■ Work instructions ■
Pull every line with the word "this" out of the entries below.

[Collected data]
:::

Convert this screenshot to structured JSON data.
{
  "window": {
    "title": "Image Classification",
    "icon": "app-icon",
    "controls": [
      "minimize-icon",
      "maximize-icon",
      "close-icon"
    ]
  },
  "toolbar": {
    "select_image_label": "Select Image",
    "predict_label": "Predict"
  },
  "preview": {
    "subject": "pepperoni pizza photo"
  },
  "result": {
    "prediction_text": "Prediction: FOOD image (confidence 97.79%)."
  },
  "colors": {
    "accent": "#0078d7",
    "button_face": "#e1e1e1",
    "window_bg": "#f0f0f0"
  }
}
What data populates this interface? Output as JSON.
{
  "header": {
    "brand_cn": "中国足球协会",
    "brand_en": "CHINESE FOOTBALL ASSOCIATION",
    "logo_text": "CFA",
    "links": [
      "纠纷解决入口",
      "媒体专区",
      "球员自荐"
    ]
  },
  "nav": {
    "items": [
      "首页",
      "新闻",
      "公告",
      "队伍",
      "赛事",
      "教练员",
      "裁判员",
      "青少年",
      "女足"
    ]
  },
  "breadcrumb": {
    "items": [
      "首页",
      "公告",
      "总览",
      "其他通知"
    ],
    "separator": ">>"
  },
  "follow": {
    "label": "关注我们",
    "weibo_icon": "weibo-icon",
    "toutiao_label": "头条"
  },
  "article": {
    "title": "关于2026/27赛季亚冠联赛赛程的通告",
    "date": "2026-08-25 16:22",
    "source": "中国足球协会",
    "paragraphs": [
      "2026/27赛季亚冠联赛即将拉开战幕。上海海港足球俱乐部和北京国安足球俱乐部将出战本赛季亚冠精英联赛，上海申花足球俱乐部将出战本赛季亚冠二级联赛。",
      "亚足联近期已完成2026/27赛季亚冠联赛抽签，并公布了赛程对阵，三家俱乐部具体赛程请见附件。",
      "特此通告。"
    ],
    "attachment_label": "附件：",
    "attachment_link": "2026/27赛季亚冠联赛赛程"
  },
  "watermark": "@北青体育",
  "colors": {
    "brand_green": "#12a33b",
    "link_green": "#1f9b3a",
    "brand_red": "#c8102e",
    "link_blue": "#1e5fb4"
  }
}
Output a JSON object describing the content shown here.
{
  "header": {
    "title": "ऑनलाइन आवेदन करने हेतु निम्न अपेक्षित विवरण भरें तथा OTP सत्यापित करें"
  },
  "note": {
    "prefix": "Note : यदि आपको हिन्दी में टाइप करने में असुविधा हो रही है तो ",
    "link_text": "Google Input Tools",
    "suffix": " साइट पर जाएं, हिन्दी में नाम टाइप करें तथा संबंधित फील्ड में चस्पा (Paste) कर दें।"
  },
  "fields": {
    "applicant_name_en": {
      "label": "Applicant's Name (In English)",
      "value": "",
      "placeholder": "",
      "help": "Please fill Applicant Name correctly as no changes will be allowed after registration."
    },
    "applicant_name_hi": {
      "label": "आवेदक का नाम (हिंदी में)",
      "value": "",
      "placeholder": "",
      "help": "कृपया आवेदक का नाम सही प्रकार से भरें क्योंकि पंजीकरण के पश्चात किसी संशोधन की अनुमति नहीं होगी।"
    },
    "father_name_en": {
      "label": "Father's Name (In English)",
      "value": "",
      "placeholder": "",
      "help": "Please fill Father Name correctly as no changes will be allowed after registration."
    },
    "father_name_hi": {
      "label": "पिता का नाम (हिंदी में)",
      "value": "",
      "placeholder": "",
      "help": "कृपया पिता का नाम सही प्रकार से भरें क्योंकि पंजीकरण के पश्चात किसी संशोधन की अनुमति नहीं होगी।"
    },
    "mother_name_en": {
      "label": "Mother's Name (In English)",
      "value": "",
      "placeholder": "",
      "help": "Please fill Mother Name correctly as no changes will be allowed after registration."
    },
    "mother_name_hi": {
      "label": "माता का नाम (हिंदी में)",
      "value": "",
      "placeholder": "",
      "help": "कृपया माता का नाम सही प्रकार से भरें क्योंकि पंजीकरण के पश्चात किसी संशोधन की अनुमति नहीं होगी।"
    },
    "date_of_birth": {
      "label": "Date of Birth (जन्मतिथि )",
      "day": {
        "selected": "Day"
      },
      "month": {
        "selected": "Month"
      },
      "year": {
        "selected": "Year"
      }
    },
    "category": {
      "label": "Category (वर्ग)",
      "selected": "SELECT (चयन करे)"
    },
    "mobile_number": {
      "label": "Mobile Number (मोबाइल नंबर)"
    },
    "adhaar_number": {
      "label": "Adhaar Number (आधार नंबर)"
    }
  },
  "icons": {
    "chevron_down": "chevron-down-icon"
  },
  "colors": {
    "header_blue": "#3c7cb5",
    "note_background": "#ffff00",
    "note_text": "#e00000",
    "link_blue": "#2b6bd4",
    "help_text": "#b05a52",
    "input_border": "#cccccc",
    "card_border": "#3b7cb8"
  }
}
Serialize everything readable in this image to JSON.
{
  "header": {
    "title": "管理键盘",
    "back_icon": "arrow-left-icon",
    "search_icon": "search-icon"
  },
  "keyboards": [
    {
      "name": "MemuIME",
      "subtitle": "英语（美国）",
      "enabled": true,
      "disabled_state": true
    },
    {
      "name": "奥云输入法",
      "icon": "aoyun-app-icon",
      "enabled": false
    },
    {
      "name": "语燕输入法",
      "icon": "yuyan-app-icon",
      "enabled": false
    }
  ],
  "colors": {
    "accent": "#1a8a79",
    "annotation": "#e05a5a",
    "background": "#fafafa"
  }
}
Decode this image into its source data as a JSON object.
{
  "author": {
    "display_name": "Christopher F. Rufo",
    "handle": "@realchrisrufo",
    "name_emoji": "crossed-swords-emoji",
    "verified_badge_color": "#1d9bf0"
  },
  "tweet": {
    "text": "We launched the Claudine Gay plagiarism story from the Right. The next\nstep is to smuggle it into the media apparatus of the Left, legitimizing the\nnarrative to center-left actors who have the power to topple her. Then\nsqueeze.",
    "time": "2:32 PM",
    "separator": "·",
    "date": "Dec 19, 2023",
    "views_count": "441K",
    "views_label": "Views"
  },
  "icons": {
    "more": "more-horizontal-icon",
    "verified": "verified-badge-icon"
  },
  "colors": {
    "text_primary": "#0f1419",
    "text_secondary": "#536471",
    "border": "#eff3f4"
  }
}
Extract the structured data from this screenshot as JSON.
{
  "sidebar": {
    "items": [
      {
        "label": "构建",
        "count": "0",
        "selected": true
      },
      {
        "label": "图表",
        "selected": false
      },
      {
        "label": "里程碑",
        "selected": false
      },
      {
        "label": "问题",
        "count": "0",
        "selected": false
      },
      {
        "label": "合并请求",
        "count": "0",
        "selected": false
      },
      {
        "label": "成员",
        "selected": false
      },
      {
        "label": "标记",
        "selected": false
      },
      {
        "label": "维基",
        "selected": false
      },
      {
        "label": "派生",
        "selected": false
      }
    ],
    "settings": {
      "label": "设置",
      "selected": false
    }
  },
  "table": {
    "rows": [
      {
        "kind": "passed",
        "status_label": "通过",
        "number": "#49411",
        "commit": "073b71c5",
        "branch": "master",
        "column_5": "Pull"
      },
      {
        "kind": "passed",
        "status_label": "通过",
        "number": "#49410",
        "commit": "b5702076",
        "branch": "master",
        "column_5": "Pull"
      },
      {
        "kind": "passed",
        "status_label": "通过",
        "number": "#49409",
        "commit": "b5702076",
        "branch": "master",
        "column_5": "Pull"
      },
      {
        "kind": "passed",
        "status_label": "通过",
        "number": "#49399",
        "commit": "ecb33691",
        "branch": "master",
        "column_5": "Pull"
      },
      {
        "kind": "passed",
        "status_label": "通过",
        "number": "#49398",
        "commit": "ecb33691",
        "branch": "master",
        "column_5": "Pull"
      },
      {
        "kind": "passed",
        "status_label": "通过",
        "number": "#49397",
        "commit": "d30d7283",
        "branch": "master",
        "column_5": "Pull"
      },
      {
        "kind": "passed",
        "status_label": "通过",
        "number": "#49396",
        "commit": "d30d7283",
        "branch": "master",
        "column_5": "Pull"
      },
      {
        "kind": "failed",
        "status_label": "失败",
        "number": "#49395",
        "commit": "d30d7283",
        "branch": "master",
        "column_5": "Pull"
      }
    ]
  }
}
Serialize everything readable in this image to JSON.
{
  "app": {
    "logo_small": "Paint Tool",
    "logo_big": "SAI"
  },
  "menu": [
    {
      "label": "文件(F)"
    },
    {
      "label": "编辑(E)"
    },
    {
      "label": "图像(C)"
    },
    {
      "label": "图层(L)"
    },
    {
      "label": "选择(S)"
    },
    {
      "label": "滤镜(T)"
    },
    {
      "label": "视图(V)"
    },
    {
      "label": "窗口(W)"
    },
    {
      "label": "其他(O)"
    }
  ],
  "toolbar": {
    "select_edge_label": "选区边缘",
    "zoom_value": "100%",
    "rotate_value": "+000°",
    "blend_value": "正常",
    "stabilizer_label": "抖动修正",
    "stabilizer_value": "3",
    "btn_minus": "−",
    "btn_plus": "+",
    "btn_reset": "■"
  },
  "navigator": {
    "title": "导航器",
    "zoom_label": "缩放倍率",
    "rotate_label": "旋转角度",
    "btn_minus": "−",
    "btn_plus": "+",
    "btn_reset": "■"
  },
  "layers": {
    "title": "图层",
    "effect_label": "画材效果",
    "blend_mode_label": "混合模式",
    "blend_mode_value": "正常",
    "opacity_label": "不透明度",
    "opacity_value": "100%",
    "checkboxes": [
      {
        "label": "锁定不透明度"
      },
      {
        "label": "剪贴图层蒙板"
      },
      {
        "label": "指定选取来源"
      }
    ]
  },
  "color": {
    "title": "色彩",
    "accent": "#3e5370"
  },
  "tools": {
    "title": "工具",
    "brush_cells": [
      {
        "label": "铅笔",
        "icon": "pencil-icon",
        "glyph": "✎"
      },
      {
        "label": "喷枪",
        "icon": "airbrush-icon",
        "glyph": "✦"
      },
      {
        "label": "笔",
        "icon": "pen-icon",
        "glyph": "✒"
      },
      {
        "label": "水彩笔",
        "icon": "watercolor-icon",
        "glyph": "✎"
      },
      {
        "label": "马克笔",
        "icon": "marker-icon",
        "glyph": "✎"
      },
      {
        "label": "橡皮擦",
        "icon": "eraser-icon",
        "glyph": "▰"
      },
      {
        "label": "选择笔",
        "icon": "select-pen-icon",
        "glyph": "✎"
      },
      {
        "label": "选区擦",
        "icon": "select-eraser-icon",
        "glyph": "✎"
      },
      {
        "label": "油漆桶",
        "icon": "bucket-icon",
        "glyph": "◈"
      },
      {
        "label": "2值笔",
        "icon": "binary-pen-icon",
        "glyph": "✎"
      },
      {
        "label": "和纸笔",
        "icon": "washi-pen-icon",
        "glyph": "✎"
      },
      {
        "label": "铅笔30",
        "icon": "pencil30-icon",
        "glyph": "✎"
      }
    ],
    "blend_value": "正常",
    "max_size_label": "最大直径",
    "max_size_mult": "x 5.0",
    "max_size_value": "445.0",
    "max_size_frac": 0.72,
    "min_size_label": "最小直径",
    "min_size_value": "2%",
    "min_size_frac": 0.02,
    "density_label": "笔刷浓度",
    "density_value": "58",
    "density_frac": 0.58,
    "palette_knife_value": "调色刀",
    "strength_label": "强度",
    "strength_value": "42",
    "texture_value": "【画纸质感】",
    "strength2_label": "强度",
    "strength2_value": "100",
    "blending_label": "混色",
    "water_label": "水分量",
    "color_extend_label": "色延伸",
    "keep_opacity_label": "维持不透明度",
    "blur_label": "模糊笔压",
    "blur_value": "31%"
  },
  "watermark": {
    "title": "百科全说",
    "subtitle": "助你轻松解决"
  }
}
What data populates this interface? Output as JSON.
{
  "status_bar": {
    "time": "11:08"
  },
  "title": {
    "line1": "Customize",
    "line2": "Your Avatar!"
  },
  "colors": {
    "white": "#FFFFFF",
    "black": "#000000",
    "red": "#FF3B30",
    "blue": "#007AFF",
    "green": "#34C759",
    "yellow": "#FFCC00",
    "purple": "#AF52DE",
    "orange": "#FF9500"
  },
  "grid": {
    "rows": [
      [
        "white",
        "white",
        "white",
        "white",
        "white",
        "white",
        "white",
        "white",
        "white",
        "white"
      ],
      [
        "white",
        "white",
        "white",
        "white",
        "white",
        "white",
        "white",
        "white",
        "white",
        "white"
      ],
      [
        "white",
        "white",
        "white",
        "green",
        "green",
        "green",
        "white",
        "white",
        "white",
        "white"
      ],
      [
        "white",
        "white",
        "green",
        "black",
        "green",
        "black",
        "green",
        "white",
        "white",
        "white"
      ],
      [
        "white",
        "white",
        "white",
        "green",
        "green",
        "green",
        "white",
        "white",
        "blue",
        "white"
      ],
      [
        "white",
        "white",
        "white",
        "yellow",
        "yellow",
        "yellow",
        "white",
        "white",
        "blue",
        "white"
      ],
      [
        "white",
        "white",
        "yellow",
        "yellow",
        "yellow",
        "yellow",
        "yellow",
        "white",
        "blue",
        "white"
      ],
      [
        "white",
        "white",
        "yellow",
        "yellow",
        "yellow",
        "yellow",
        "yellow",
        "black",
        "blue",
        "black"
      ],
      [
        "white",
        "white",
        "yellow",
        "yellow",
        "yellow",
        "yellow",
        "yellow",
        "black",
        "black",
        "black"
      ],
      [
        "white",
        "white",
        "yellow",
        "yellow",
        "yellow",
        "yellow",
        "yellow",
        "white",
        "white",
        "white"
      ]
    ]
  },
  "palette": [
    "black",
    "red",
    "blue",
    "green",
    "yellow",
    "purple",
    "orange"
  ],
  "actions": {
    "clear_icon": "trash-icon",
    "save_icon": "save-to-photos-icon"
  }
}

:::

■ Your response ■
Convert this screenshot to structured JSON data.
What data populates this interface? Output as JSON.
Serialize everything readable in this image to JSON.
Decode this image into its source data as a JSON object.
Extract the structured data from this screenshot as JSON.
Serialize everything readable in this image to JSON.
What data populates this interface? Output as JSON.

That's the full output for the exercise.